How To Apply Gel Stain To Finished Wood
Are you looking for a way to freshen up the already existing finish of wood furniture? I feel you! Just about a year ago, I felt trapped in the misconception that you cannot possibly revive the surface of wood which has a topcoat without first stripping off the basic layer.
However, there is an alternative. In the case the topcoat is still in good shape, you can simply go over the surface with the gel stain with no need to remove the old topcoat before applying a new one. Still with me? Check out how to apply a gel stain to the finished wood.
What You Will Need To Follow This Tutorial
- A clean piece of cloth

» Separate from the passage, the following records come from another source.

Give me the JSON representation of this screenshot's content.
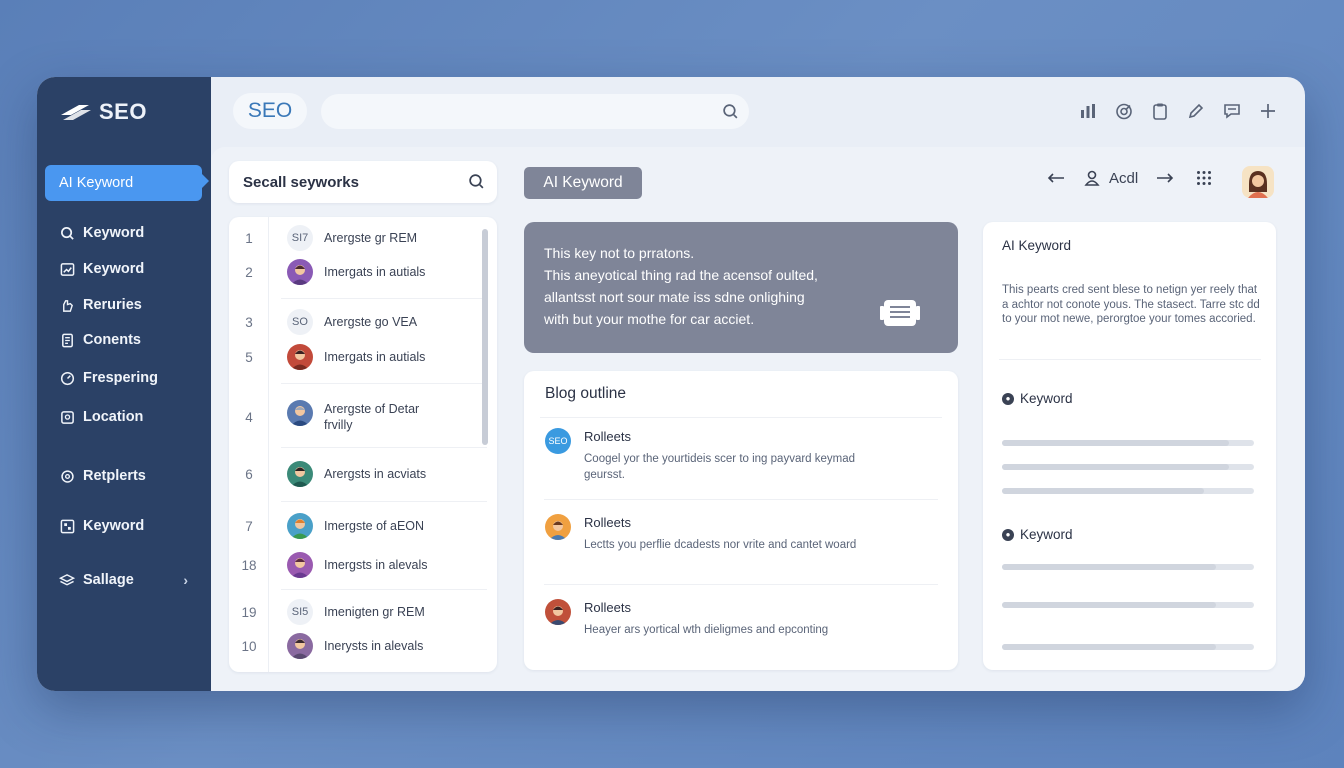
{
  "sidebar": {
    "brand": "SEO",
    "items": [
      {
        "label": "AI Keyword",
        "icon": "sparkle-icon",
        "active": true
      },
      {
        "label": "Keyword",
        "icon": "search-icon"
      },
      {
        "label": "Keyword",
        "icon": "chart-icon"
      },
      {
        "label": "Reruries",
        "icon": "hand-icon"
      },
      {
        "label": "Conents",
        "icon": "document-icon"
      },
      {
        "label": "Frespering",
        "icon": "gauge-icon"
      },
      {
        "label": "Location",
        "icon": "location-icon"
      },
      {
        "label": "Retplerts",
        "icon": "settings-icon"
      },
      {
        "label": "Keyword",
        "icon": "grid-icon"
      },
      {
        "label": "Sallage",
        "icon": "layers-icon",
        "chevron": "›"
      }
    ]
  },
  "topbar": {
    "pill": "SEO",
    "search_placeholder": "",
    "tools": [
      "bar-chart-icon",
      "target-icon",
      "clipboard-icon",
      "pencil-icon",
      "comment-icon",
      "plus-icon"
    ]
  },
  "keyword_search": {
    "label": "Secall seyworks"
  },
  "keywords": [
    {
      "num": "1",
      "avatar_text": "SI7",
      "label": "Arergste gr REM"
    },
    {
      "num": "2",
      "avatar_color": "#8a5ab5",
      "label": "Imergats in autials"
    },
    {
      "num": "3",
      "avatar_text": "SO",
      "label": "Arergste go VEA"
    },
    {
      "num": "5",
      "avatar_color": "#c24a3a",
      "label": "Imergats in autials"
    },
    {
      "num": "4",
      "avatar_color": "#5a7ab0",
      "label": "Arergste of Detar frvilly"
    },
    {
      "num": "6",
      "avatar_color": "#3b8a78",
      "label": "Arergsts in acviats"
    },
    {
      "num": "7",
      "avatar_color": "#4aa0c8",
      "label": "Imergste of aEON"
    },
    {
      "num": "18",
      "avatar_color": "#9a5ab0",
      "label": "Imergsts in alevals"
    },
    {
      "num": "19",
      "avatar_text": "SI5",
      "label": "Imenigten gr REM"
    },
    {
      "num": "10",
      "avatar_color": "#8a6aa0",
      "label": "Inerysts in alevals"
    }
  ],
  "middle": {
    "chip": "AI Keyword",
    "nav_label": "Acdl",
    "info_lines": [
      "This key not to prratons.",
      "This aneyotical thing rad the acensof oulted,",
      "allantsst nort sour mate iss sdne onlighing",
      "with but your mothe for car acciet."
    ],
    "outline": {
      "title": "Blog outline",
      "items": [
        {
          "avatar": "SEO",
          "title": "Rolleets",
          "desc": "Coogel yor the yourtideis scer to ing payvard keymad geursst."
        },
        {
          "avatar_color": "#f0a040",
          "title": "Rolleets",
          "desc": "Lectts you perflie dcadests nor vrite and cantet woard"
        },
        {
          "avatar_color": "#c0503a",
          "title": "Rolleets",
          "desc": "Heayer ars yortical wth dieligmes and epconting"
        }
      ]
    }
  },
  "right": {
    "title": "AI Keyword",
    "desc": "This pearts cred sent blese to netign yer reely that a achtor not conote yous. The stasect. Tarre stc dd to your mot newe, perorgtoe your tomes accoried.",
    "sections": [
      {
        "label": "Keyword",
        "bars": [
          0.9,
          0.9,
          0.8
        ]
      },
      {
        "label": "Keyword",
        "bars": [
          0.85,
          0.85,
          0.85
        ]
      }
    ]
  }
}
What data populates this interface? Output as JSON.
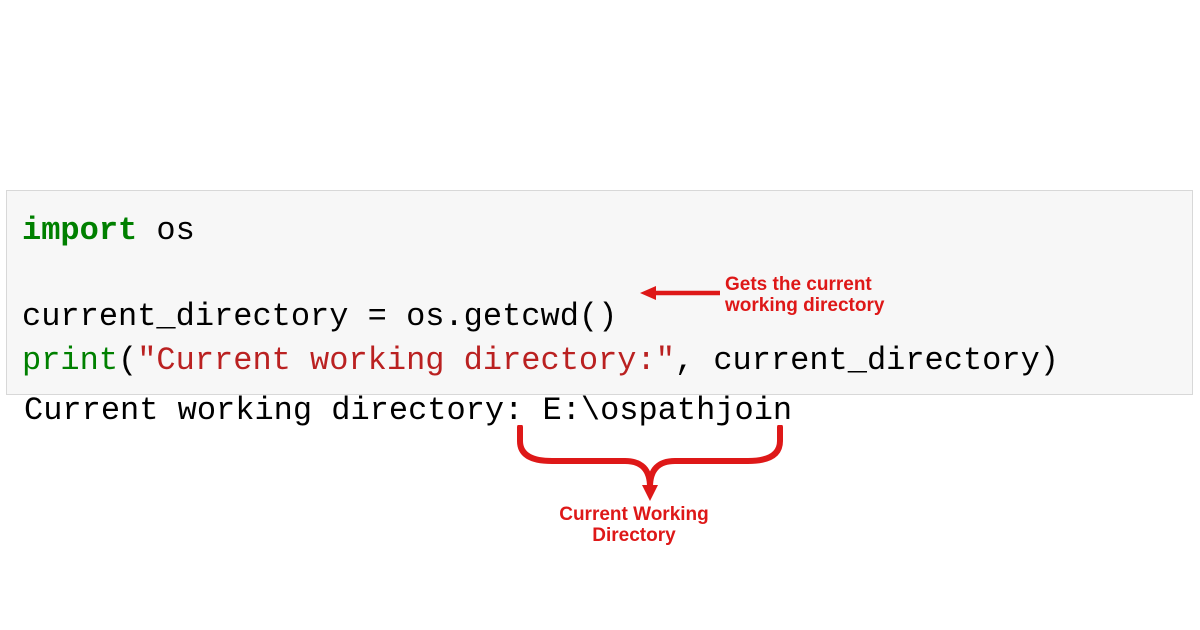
{
  "code": {
    "line1_kw": "import",
    "line1_mod": " os",
    "line2_var": "current_directory = os.getcwd()",
    "line3_fn": "print",
    "line3_open": "(",
    "line3_str": "\"Current working directory:\"",
    "line3_rest": ", current_directory)"
  },
  "output": {
    "text": "Current working directory: E:\\ospathjoin"
  },
  "annotations": {
    "getcwd_label_line1": "Gets the current",
    "getcwd_label_line2": "working directory",
    "cwd_brace_line1": "Current Working",
    "cwd_brace_line2": "Directory"
  },
  "colors": {
    "annotation_red": "#de1818",
    "keyword_green": "#008000",
    "string_red": "#ba2121"
  }
}
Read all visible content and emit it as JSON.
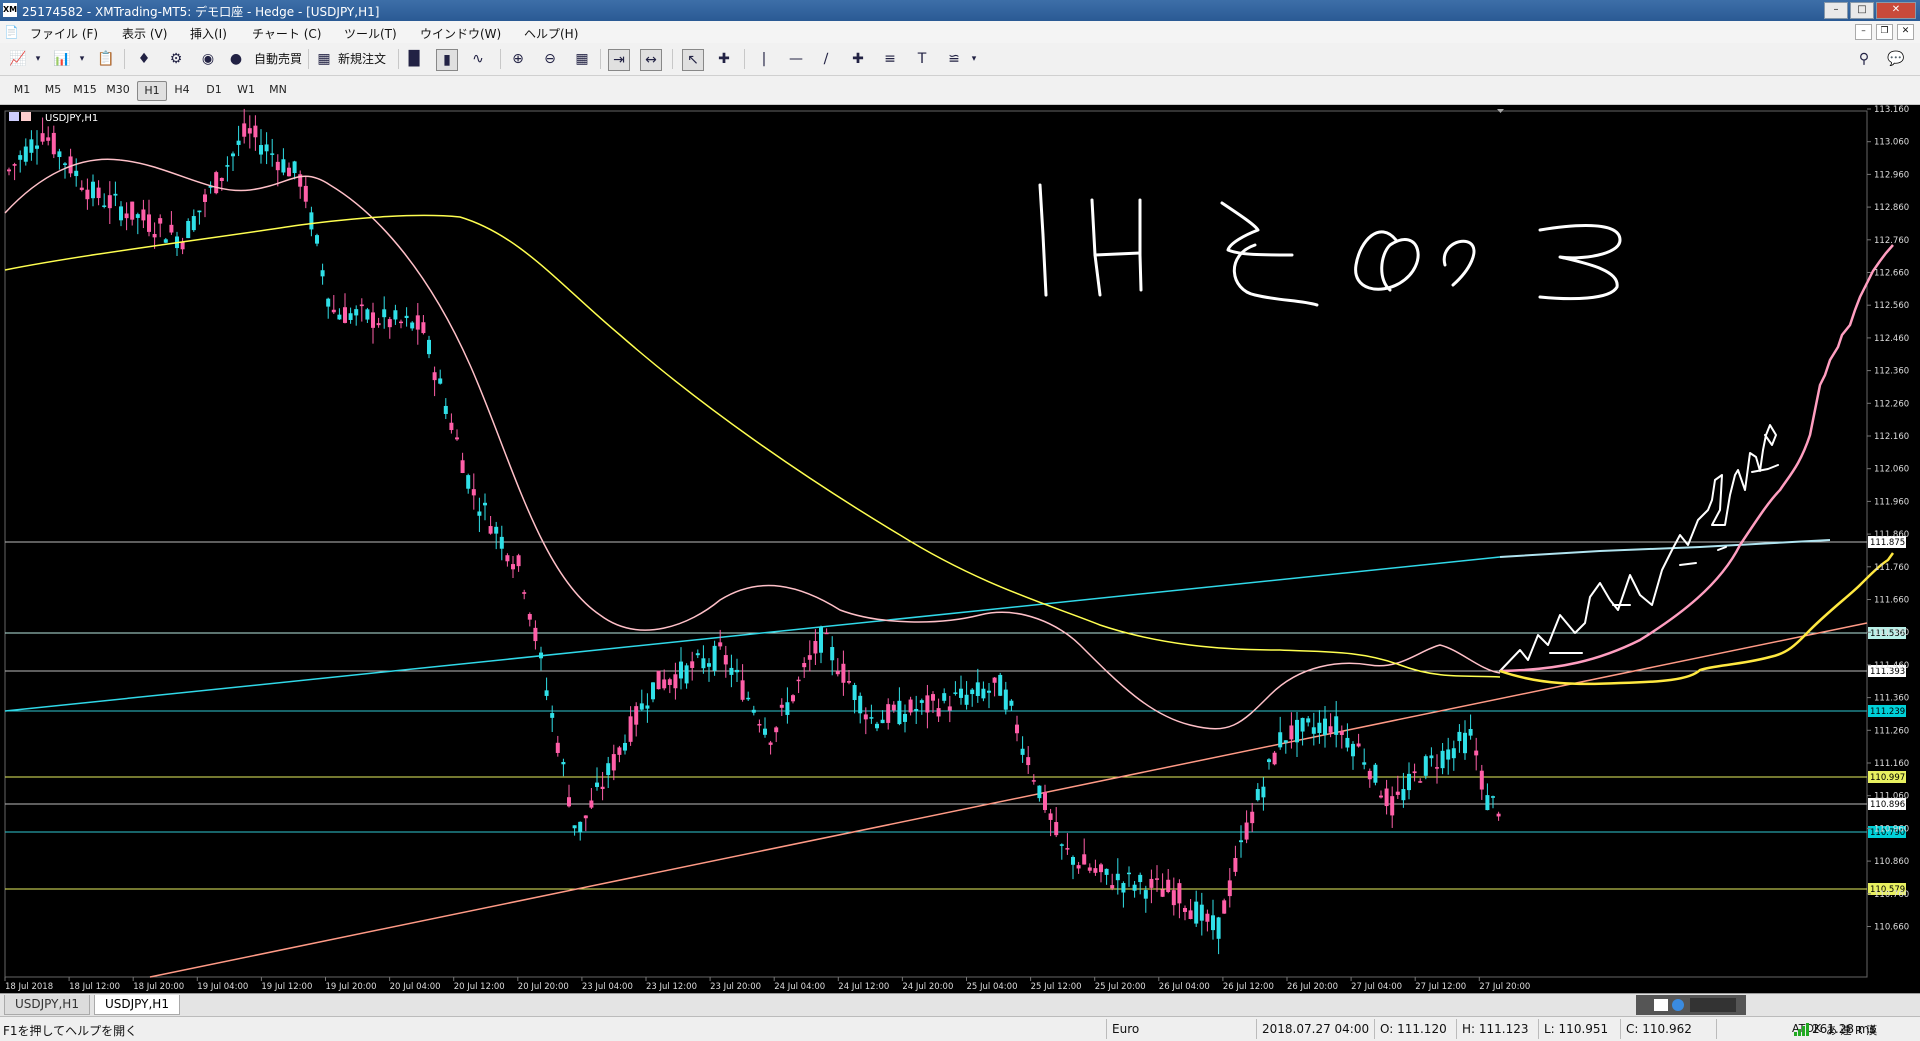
{
  "window": {
    "title": "25174582 - XMTrading-MT5: デモ口座 - Hedge - [USDJPY,H1]",
    "app_icon": "XM"
  },
  "menu": [
    "ファイル (F)",
    "表示 (V)",
    "挿入(I)",
    "チャート (C)",
    "ツール(T)",
    "ウインドウ(W)",
    "ヘルプ(H)"
  ],
  "toolbar": {
    "auto_trade_label": "自動売買",
    "new_order_label": "新規注文"
  },
  "timeframes": [
    "M1",
    "M5",
    "M15",
    "M30",
    "H1",
    "H4",
    "D1",
    "W1",
    "MN"
  ],
  "active_timeframe": "H1",
  "chart": {
    "symbol_label": "USDJPY,H1",
    "handwritten_note": "1Hその3",
    "price_axis": [
      "113.160",
      "113.060",
      "112.960",
      "112.860",
      "112.760",
      "112.660",
      "112.560",
      "112.460",
      "112.360",
      "112.260",
      "112.160",
      "112.060",
      "111.960",
      "111.860",
      "111.760",
      "111.660",
      "111.560",
      "111.460",
      "111.360",
      "111.260",
      "111.160",
      "111.060",
      "110.960",
      "110.860",
      "110.760",
      "110.660"
    ],
    "price_tags": [
      {
        "label": "111.875",
        "color": "#ffffff"
      },
      {
        "label": "111.536",
        "color": "#b8f0e8"
      },
      {
        "label": "111.393",
        "color": "#ffffff"
      },
      {
        "label": "111.239",
        "color": "#00d0d8"
      },
      {
        "label": "110.997",
        "color": "#e8f060"
      },
      {
        "label": "110.896",
        "color": "#ffffff"
      },
      {
        "label": "110.790",
        "color": "#00d0d8"
      },
      {
        "label": "110.579",
        "color": "#e8f060"
      }
    ],
    "time_axis": [
      "18 Jul 2018",
      "18 Jul 12:00",
      "18 Jul 20:00",
      "19 Jul 04:00",
      "19 Jul 12:00",
      "19 Jul 20:00",
      "20 Jul 04:00",
      "20 Jul 12:00",
      "20 Jul 20:00",
      "23 Jul 04:00",
      "23 Jul 12:00",
      "23 Jul 20:00",
      "24 Jul 04:00",
      "24 Jul 12:00",
      "24 Jul 20:00",
      "25 Jul 04:00",
      "25 Jul 12:00",
      "25 Jul 20:00",
      "26 Jul 04:00",
      "26 Jul 12:00",
      "26 Jul 20:00",
      "27 Jul 04:00",
      "27 Jul 12:00",
      "27 Jul 20:00"
    ],
    "colors": {
      "bull": "#ff5fa8",
      "bear": "#30e0e8",
      "ma_short": "#ffc0c8",
      "ma_long": "#ffff50",
      "trend_cyan": "#30d8e8",
      "trend_salmon": "#ff9a86"
    }
  },
  "tabs": [
    "USDJPY,H1",
    "USDJPY,H1"
  ],
  "active_tab": 1,
  "status": {
    "help": "F1を押してヘルプを開く",
    "profile": "Euro",
    "datetime": "2018.07.27 04:00",
    "open": "O: 111.120",
    "high": "H: 111.123",
    "low": "L: 110.951",
    "close": "C: 110.962",
    "ime": "ATOK",
    "ime_modes": "あ 連 R 漢",
    "ping": "261.28 ms"
  }
}
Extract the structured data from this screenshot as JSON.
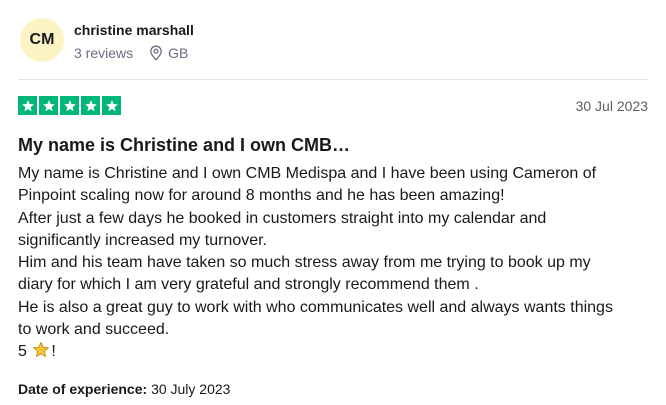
{
  "reviewer": {
    "initials": "CM",
    "name": "christine marshall",
    "reviews_count": "3 reviews",
    "country": "GB"
  },
  "review": {
    "rating": 5,
    "date": "30 Jul 2023",
    "title": "My name is Christine and I own CMB…",
    "body_lines": [
      "My name is Christine and I own CMB Medispa and I have been using Cameron of",
      "Pinpoint scaling now for around 8 months and he has been amazing!",
      "After just a few days he booked in customers straight into my calendar and",
      "significantly increased my turnover.",
      "Him and his team have taken so much stress away from me trying to book up my",
      "diary for which I am very grateful and strongly recommend them .",
      "He is also a great guy to work with who communicates well and always wants things",
      "to work and succeed."
    ],
    "closing_before": "5",
    "closing_after": "!",
    "experience_label": "Date of experience:",
    "experience_date": "30 July 2023"
  },
  "colors": {
    "star_green": "#00b67a",
    "avatar_bg": "#fcf3c5",
    "meta_gray": "#6c6c85"
  },
  "icons": {
    "location": "location-pin-icon",
    "star": "star-icon",
    "star_emoji": "star-emoji-icon"
  }
}
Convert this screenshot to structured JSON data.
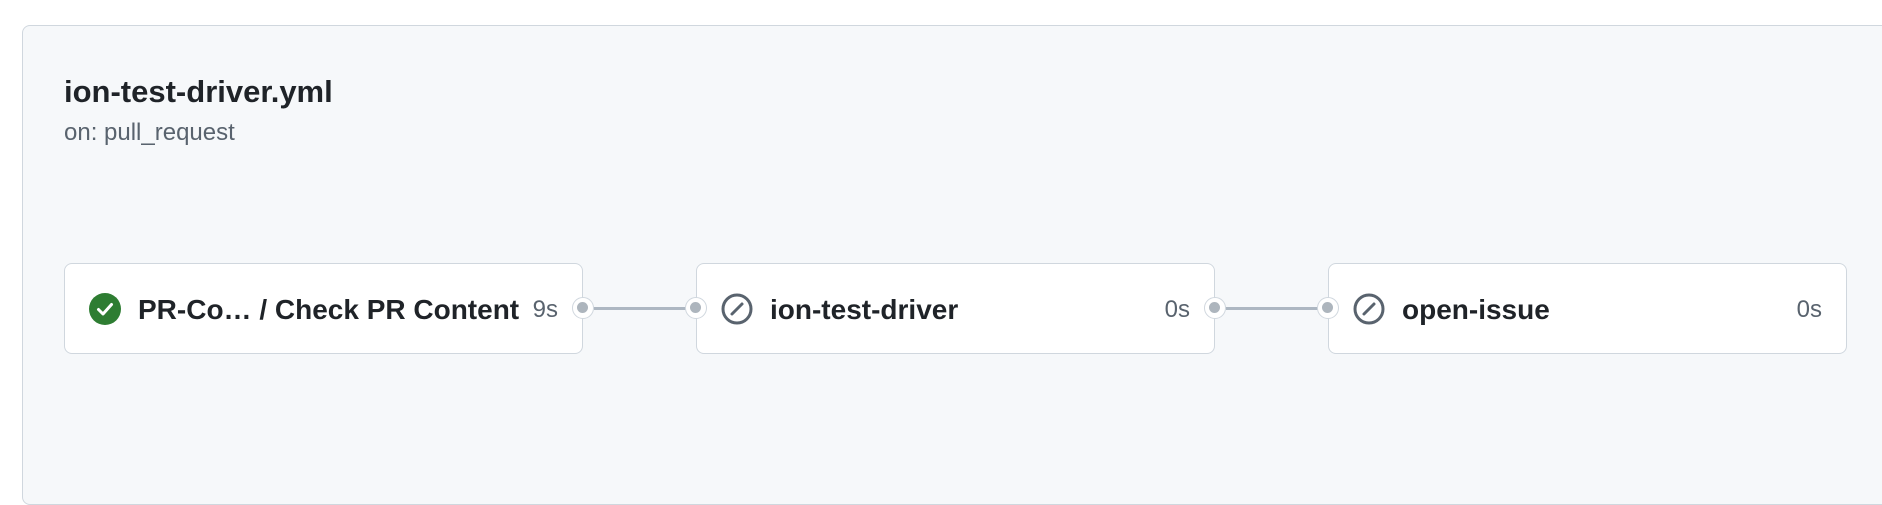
{
  "workflow": {
    "title": "ion-test-driver.yml",
    "trigger": "on: pull_request"
  },
  "jobs": [
    {
      "name": "PR-Co… / Check PR Content",
      "duration": "9s",
      "status": "success",
      "icon": "check-circle-fill-icon"
    },
    {
      "name": "ion-test-driver",
      "duration": "0s",
      "status": "skipped",
      "icon": "skip-icon"
    },
    {
      "name": "open-issue",
      "duration": "0s",
      "status": "skipped",
      "icon": "skip-icon"
    }
  ],
  "colors": {
    "success": "#1a7f37",
    "skipped": "#59636e",
    "connector": "#adb7c2"
  }
}
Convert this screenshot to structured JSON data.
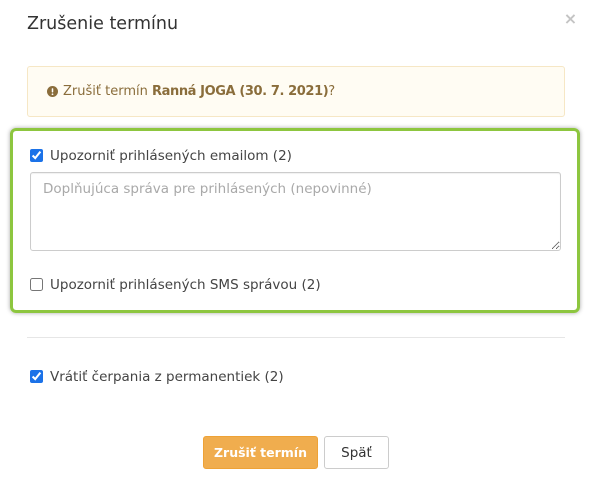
{
  "modal": {
    "title": "Zrušenie termínu",
    "close_glyph": "×"
  },
  "alert": {
    "icon": "exclamation-circle-icon",
    "prefix": "Zrušiť termín",
    "event": "Ranná JOGA (30. 7. 2021)",
    "suffix": "?"
  },
  "notify": {
    "email": {
      "label": "Upozorniť prihlásených emailom (2)",
      "checked": true
    },
    "message": {
      "value": "",
      "placeholder": "Doplňujúca správa pre prihlásených (nepovinné)"
    },
    "sms": {
      "label": "Upozorniť prihlásených SMS správou (2)",
      "checked": false
    }
  },
  "refund": {
    "label": "Vrátiť čerpania z permanentiek (2)",
    "checked": true
  },
  "actions": {
    "confirm_label": "Zrušiť termín",
    "back_label": "Späť"
  },
  "theme": {
    "highlight": "#8dc63f",
    "warning_text": "#8a6d3b",
    "warning_bg": "#fffcf3",
    "warning_border": "#f6e7c5",
    "primary_button": "#f0ad4e",
    "primary_button_border": "#eea236",
    "checkbox_accent": "#1b72e8"
  }
}
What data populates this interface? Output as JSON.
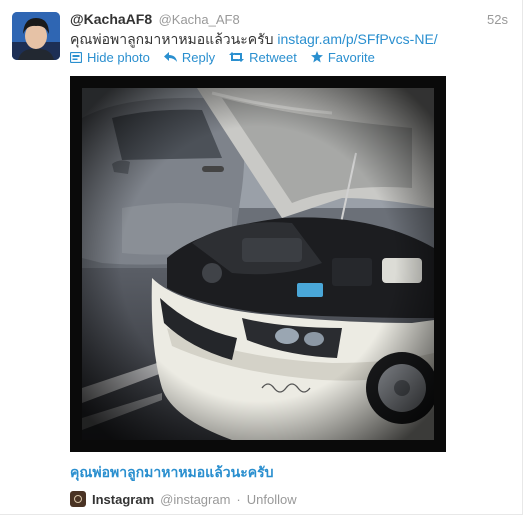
{
  "tweet": {
    "full_name": "@KachaAF8",
    "username": "@Kacha_AF8",
    "time": "52s",
    "text": "คุณพ่อพาลูกมาหาหมอแล้วนะครับ",
    "link": "instagr.am/p/SFfPvcs-NE/"
  },
  "actions": {
    "hide_photo": "Hide photo",
    "reply": "Reply",
    "retweet": "Retweet",
    "favorite": "Favorite"
  },
  "media": {
    "caption": "คุณพ่อพาลูกมาหาหมอแล้วนะครับ",
    "source_name": "Instagram",
    "source_handle": "@instagram",
    "separator": "·",
    "unfollow": "Unfollow"
  },
  "colors": {
    "link": "#2a8fcf",
    "muted": "#999999",
    "text": "#333333"
  },
  "icons": [
    "photo-icon",
    "reply-icon",
    "retweet-icon",
    "favorite-star-icon",
    "instagram-icon"
  ]
}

- Dry and damp paper towels
- 320 grit sandpaper
- 400 grit sandpaper
- Sanding block/sponge
- Gel stain
- A brush
- Staining pads
A Quick Pro Tip
If you check out the instructions on the label of most gel stain products, you will notice that the recommended time for curing by the manufacturers is estimated at approximately 6 – 10 hours.
However, based on my personal experience working with gel stain, you will want to (at least) double the drying time for best results. That means letting the gel stain cure for a good 18 – 24 hours.
Step By Step Tutorial: Applying Gel Stain To Wood On (Already) Existing Finish
Step 1 – Clean and sand the wood carefully
Image Credit: youtube.com
First things first, before you get down to sanding the wood you want to wipe the surface with a clean piece of cloth in order to remove any traces of dirt. Dip the cloth in clean water and gently swipe it over the wood. Don’t waste much time cleaning the surface, though.
What follows is wet sanding. Wet sanding will help you avoid causing harm to the previous finish.
Also, make sure to wrap the 320 grit sandpaper to a sanding block or opt for a sanding sponge. Doing so eliminates the pressure put on the already existing topcoat. Thus, once you are done, there will be no blotchy spots due to aggressively harming the upper layer of the finish.
Afterward, go through the surface of the wood with a clean, dry cloth. Wait until the area is completely moisture-free before you proceed with the next step.
Step 2 – Time for some more sanding
Now, you don’t want to repeat the process of wet sanding. Instead, wrap the 400 grit sandpaper around a sanding block and simply go through the dry wood surface once again.
Image Credit: bobvila.com
Use a light hand and don’t apply too much pressure. Finally, get rid of any remaining particles with a combination of damp and dry paper towels. Let the surface rest and dry out thoroughly within the following 30 minutes.
Step 3 – Apply the gel stain
Before you start with applying the gel stain, don’t forget to put on your gloves. The stain is sure to get all over your hands so there is no other way to stay clean but to protect yourself with suitable gloves.
Image Credit: bobvila.com
Next, get down to gel staining! With a brush, apply a thick layer to the wood surface (a foam brush works best but any other will do). Once done, proceed with wiping off the excess quantity with a staining pad. You may need to go through the treated surface more than a few times before you can finally see there are no traces of the stain left behind (including all corners and tiny edges).
All that’s left to do is to cure the stained piece of wood. Don’t forget to keep in mind the pro tip we listed above. Proper curing will reward you with better final results. Lastly, simply apply the topcoat of your choice and enjoy your creation!
Well, it wasn’t much of a big deal to refresh the existing finish of the wood surface with gel stain, don’t you agree? Personally, I was pleasantly surprised by the ease of the entire process.
Although, admittedly, I neglected the importance of using protection gloves during my very first trial. Anyways, being a DIYer is about embracing trials and errors, right?
If you had a good time reading this article, we’ll be happy to hear more of you in the comment section below. Show us some support by hitting the Like and Share button!